• Task directions:
Filter these records by the string "timestamp", copying each line that holds it.
:: Data to process
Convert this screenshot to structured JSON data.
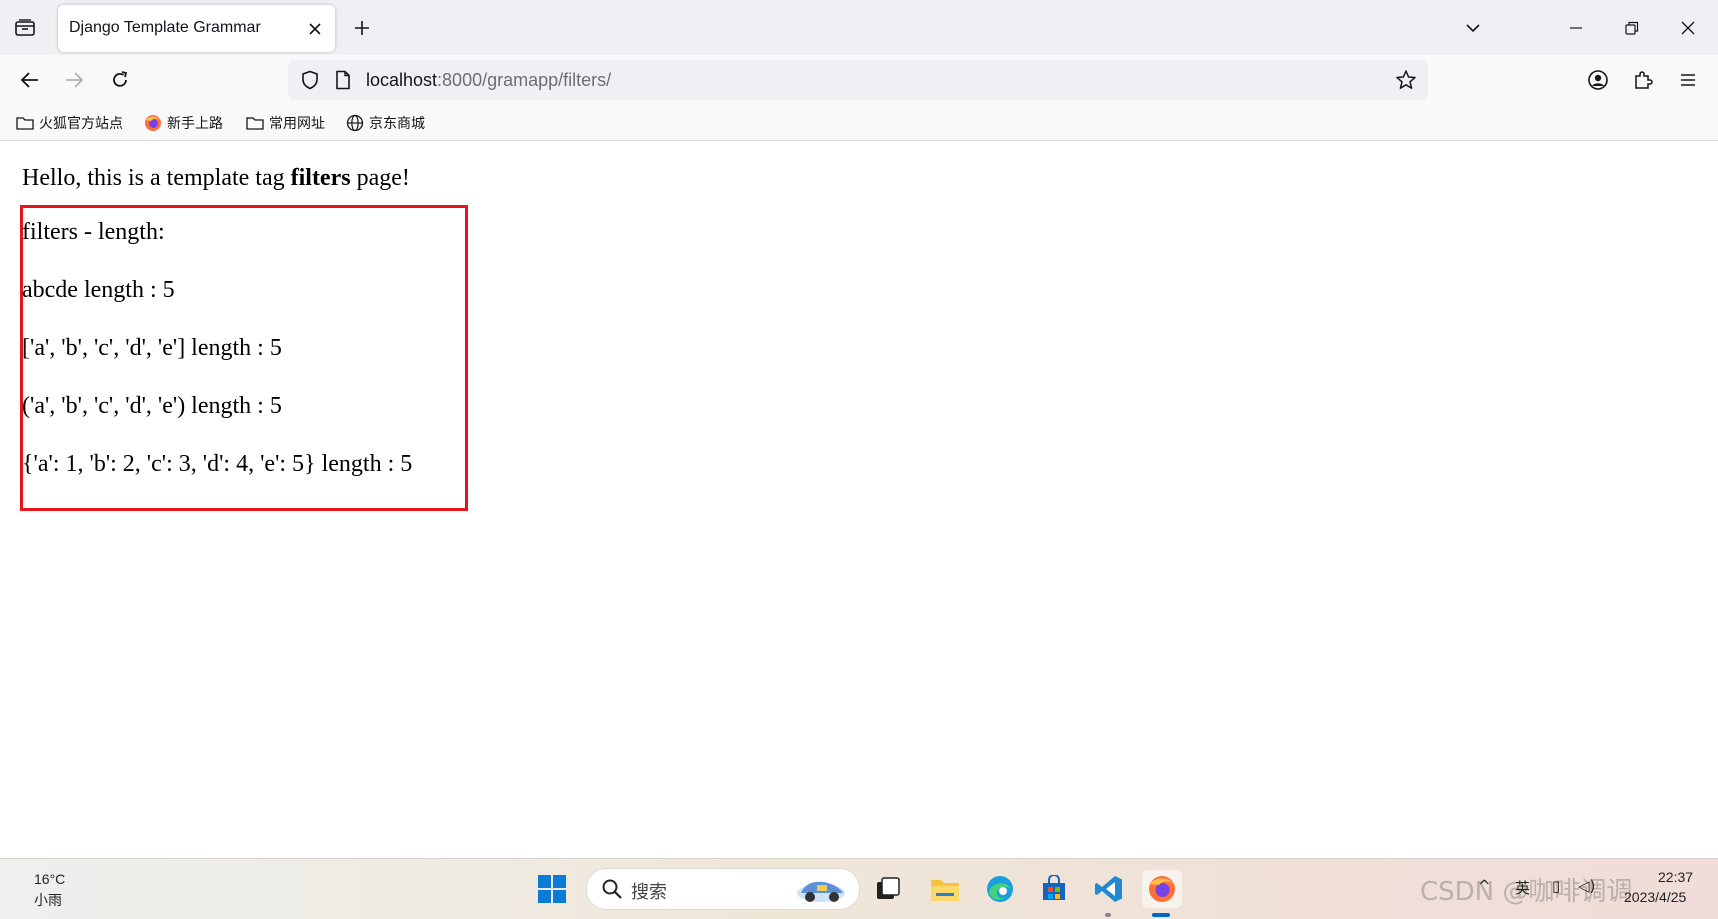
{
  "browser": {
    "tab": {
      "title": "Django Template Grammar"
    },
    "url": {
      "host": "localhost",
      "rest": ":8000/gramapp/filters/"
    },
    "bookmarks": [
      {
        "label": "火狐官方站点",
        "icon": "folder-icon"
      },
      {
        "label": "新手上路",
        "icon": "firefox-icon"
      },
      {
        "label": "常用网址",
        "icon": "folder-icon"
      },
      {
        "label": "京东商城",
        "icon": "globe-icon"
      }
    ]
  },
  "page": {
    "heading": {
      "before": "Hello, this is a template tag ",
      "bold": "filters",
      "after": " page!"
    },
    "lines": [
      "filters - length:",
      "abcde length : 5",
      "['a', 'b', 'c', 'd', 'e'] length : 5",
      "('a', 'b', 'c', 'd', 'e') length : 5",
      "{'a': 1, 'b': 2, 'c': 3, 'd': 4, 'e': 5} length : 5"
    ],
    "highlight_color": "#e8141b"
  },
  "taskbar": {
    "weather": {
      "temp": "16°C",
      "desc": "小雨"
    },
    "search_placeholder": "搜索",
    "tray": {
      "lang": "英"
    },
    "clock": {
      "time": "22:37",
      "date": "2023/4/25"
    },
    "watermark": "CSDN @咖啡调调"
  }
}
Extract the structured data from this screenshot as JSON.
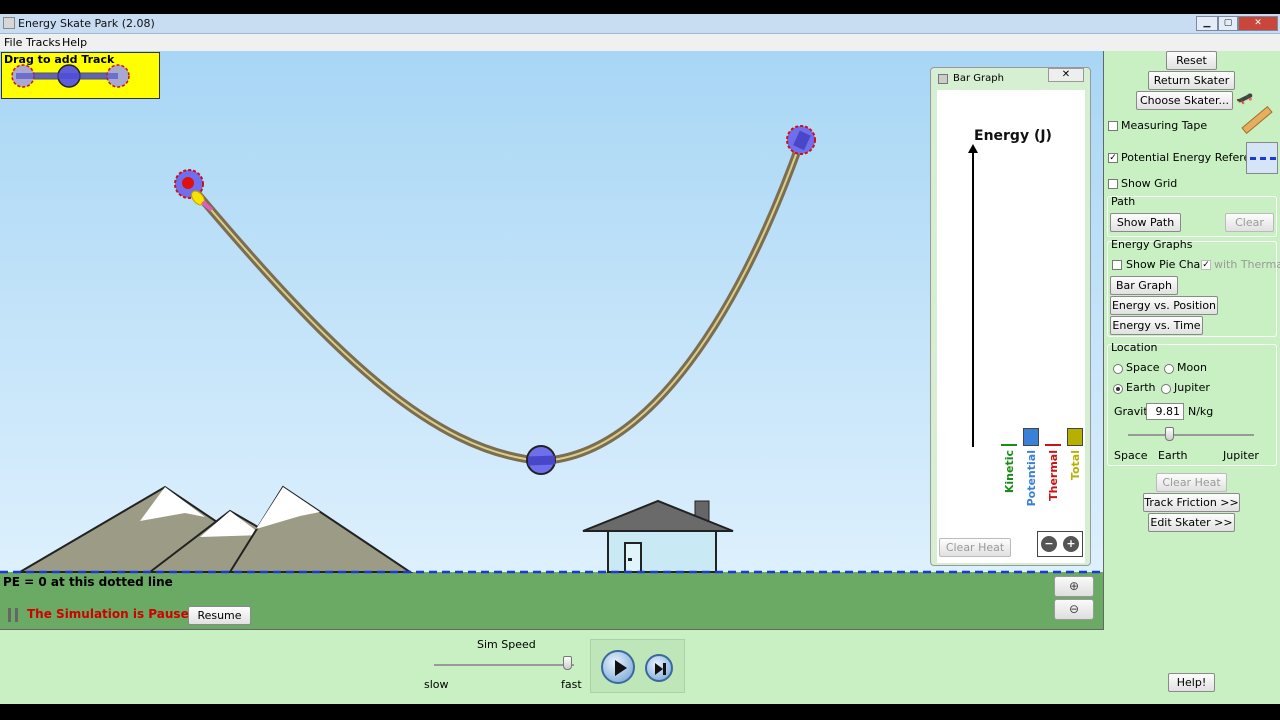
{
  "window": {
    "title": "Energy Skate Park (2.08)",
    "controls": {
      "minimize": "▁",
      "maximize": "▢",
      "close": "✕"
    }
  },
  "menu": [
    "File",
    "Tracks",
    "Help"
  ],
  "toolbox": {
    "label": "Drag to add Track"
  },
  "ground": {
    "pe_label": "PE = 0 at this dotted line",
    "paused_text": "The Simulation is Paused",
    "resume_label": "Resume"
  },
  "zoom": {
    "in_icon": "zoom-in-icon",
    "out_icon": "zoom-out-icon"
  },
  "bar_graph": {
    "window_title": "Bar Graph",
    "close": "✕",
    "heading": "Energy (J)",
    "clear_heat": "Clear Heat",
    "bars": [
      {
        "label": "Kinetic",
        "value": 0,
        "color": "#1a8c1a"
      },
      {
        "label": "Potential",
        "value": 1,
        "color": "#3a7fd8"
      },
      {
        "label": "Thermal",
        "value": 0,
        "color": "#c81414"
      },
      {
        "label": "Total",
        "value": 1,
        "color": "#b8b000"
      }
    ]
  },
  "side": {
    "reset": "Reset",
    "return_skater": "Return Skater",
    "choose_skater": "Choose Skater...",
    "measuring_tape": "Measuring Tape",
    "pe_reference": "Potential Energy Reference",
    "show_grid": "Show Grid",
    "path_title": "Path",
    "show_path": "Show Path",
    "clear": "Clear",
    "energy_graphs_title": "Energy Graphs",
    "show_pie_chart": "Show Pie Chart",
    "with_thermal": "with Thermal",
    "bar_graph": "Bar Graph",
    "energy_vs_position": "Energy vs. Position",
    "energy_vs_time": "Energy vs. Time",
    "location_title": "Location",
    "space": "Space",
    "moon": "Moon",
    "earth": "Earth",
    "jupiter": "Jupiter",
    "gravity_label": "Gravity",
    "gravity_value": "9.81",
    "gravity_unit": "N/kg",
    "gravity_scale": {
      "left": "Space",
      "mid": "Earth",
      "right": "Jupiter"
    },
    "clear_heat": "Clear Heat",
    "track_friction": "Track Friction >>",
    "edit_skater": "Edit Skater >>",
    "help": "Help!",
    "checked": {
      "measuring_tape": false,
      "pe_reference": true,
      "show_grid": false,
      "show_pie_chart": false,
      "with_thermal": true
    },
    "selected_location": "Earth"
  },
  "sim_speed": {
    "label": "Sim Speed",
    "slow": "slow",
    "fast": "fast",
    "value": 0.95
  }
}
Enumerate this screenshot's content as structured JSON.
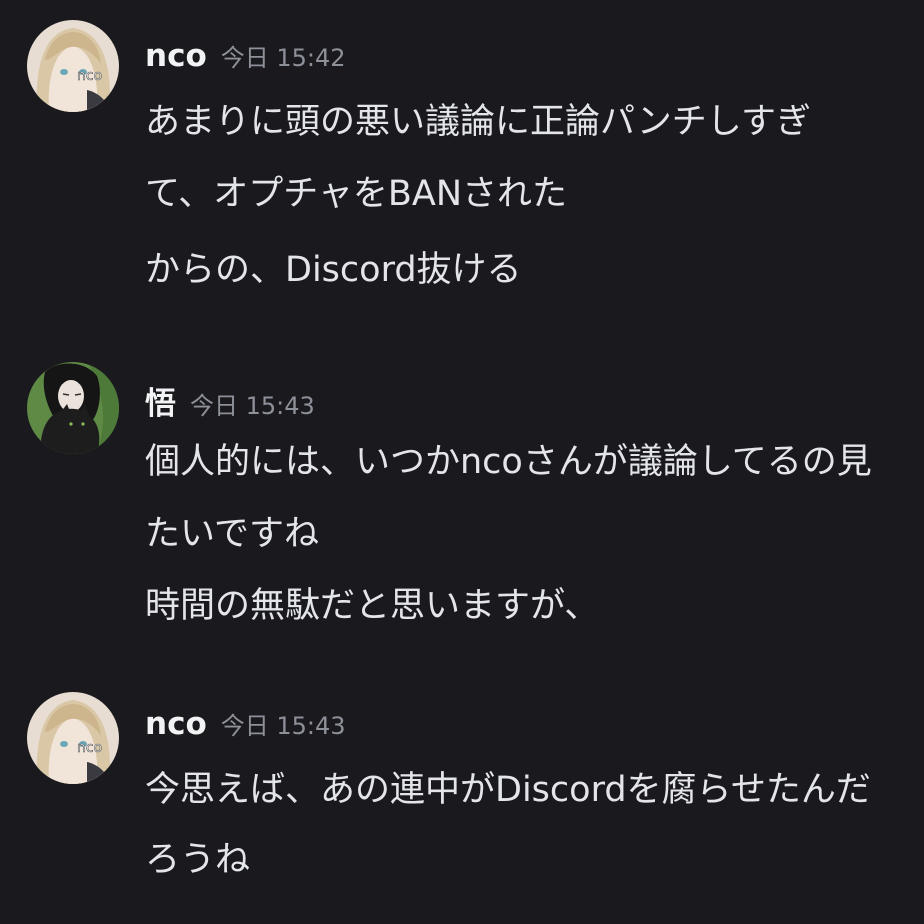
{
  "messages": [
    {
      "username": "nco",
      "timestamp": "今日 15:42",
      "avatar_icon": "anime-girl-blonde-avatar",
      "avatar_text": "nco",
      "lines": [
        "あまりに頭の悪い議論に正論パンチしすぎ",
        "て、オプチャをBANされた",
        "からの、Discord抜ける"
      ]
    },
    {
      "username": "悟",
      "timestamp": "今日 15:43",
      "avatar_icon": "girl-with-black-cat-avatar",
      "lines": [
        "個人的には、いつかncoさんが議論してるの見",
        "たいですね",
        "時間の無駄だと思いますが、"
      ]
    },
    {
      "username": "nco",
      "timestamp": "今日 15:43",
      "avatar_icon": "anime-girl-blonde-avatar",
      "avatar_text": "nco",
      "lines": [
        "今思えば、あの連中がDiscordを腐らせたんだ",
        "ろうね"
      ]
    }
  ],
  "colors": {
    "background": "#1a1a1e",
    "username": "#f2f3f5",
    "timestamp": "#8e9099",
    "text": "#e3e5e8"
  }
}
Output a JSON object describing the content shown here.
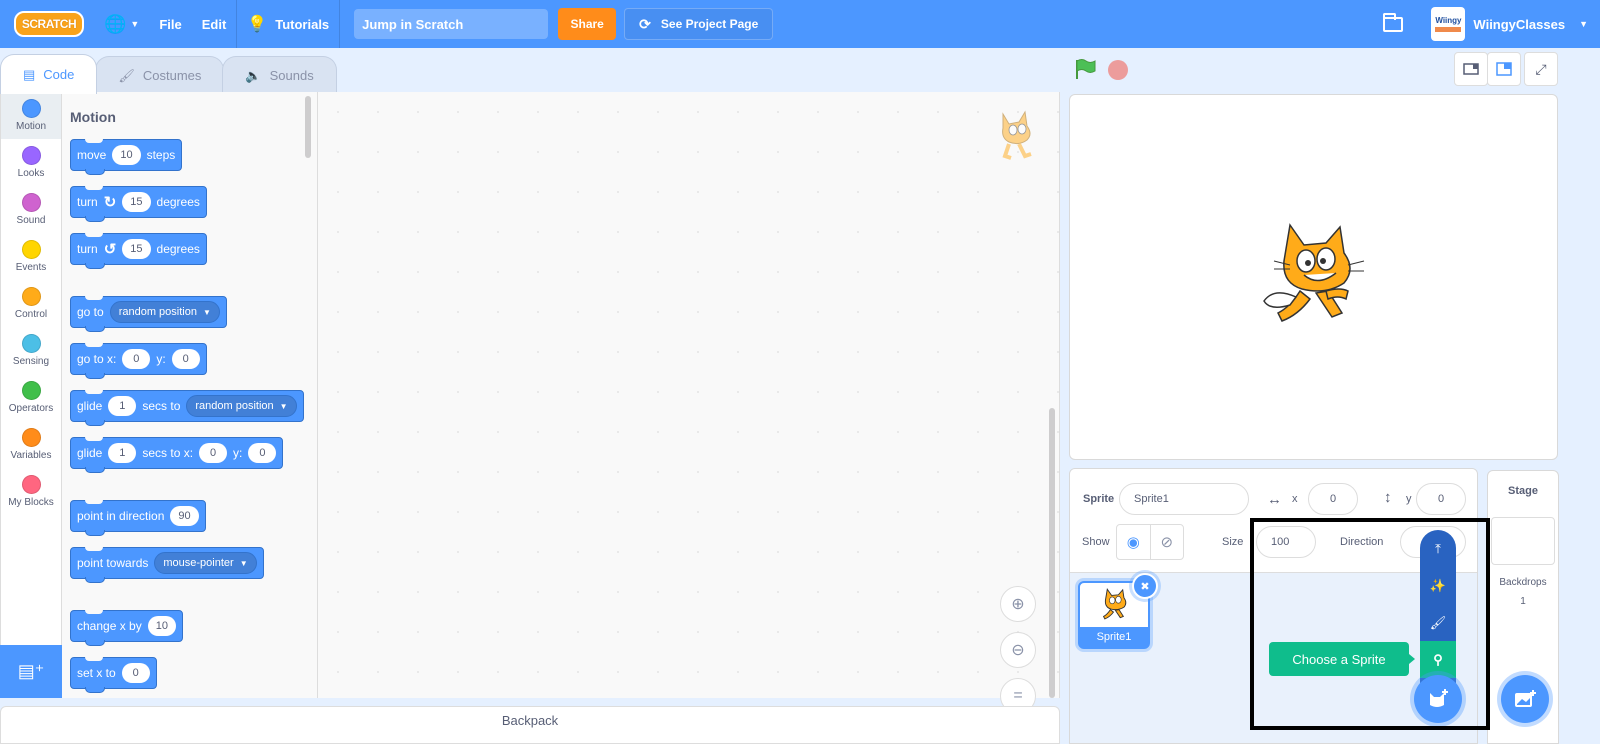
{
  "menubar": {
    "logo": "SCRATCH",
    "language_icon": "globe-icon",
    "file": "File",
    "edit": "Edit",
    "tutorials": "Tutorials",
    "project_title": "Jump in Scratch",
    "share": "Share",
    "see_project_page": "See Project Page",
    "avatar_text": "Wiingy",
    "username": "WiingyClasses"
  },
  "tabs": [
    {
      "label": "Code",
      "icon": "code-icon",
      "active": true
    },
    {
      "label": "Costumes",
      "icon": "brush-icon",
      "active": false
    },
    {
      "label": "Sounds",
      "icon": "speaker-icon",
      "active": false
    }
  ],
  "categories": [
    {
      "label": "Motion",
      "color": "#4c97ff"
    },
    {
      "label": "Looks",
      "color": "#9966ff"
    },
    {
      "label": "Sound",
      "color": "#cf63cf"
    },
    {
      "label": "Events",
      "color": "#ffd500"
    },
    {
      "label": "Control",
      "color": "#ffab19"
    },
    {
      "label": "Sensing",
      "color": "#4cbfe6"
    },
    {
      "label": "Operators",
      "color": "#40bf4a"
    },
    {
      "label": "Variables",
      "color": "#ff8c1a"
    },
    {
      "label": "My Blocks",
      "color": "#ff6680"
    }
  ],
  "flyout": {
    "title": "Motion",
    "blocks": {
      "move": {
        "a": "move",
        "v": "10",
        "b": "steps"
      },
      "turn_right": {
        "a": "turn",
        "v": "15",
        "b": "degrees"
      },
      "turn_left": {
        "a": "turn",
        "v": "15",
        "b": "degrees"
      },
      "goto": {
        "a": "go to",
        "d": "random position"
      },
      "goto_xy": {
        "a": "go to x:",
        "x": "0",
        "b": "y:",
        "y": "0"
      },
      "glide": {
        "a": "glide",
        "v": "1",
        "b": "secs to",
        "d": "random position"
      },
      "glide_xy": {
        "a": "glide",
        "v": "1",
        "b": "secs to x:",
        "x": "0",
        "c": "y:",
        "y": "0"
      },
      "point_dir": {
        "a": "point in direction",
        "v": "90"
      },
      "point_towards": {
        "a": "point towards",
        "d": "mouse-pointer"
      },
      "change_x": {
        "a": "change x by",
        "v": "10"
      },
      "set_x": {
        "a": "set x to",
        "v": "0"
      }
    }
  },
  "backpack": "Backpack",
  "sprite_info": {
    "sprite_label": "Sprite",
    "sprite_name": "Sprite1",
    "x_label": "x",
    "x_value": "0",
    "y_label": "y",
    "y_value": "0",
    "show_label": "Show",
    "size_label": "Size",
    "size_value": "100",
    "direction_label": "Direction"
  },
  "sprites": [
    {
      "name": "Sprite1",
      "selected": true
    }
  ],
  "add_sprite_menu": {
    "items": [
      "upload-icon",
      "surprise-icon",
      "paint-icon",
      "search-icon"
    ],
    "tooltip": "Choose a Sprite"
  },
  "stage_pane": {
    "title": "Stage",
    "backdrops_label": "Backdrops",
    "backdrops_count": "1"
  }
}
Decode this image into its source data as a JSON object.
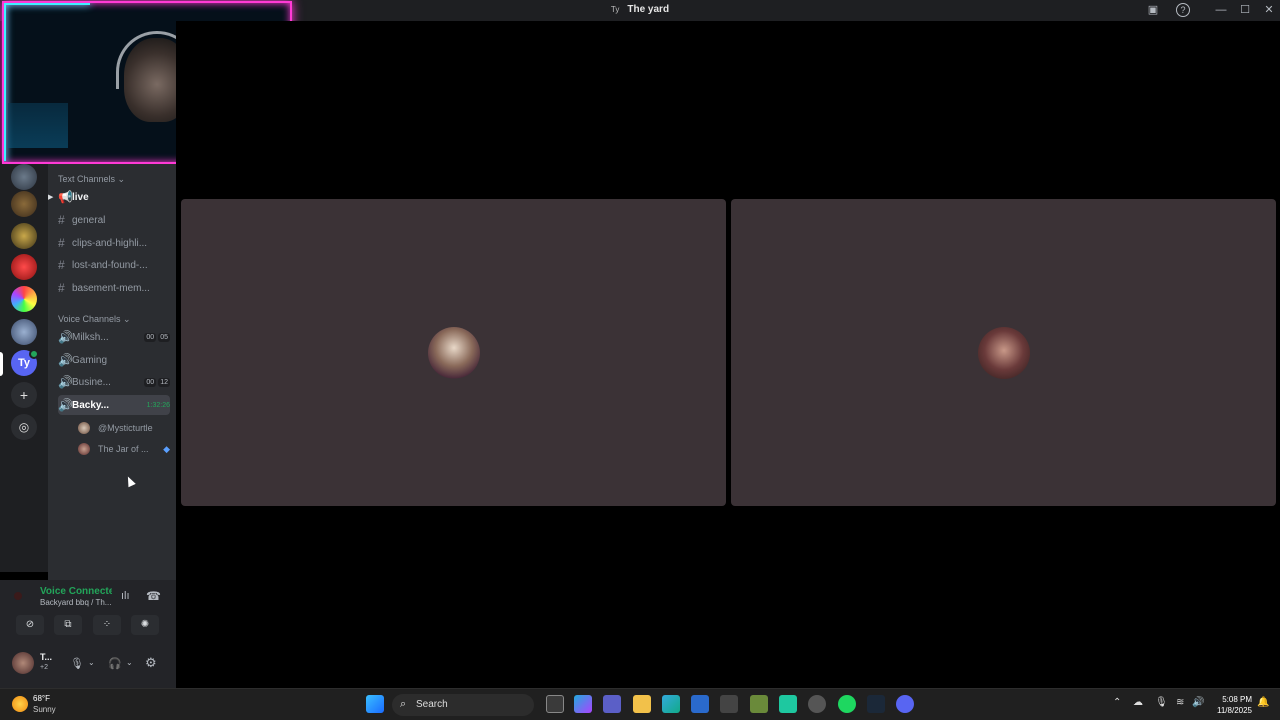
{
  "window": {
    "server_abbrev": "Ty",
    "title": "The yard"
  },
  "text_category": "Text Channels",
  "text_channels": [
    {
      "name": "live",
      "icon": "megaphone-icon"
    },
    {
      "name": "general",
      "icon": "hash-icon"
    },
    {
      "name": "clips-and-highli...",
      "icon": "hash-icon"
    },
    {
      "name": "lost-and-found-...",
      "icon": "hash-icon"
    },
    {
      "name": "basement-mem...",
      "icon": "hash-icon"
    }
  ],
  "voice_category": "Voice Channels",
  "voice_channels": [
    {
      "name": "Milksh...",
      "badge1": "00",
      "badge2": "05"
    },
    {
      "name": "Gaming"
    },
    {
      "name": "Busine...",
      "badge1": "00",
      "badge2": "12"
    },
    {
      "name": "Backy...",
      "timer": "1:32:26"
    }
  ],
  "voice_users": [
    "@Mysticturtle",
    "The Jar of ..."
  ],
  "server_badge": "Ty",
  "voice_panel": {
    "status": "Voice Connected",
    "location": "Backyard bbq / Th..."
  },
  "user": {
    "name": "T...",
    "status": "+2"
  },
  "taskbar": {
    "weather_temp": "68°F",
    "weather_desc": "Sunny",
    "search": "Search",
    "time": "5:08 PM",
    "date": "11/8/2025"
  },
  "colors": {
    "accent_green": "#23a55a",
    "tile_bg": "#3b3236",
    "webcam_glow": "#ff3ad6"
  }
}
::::
• Task answer:
      "timestamp": "今日 15:42",
      "timestamp": "今日 15:43",
      "timestamp": "今日 15:43",
    "timestamp": "#8e9099",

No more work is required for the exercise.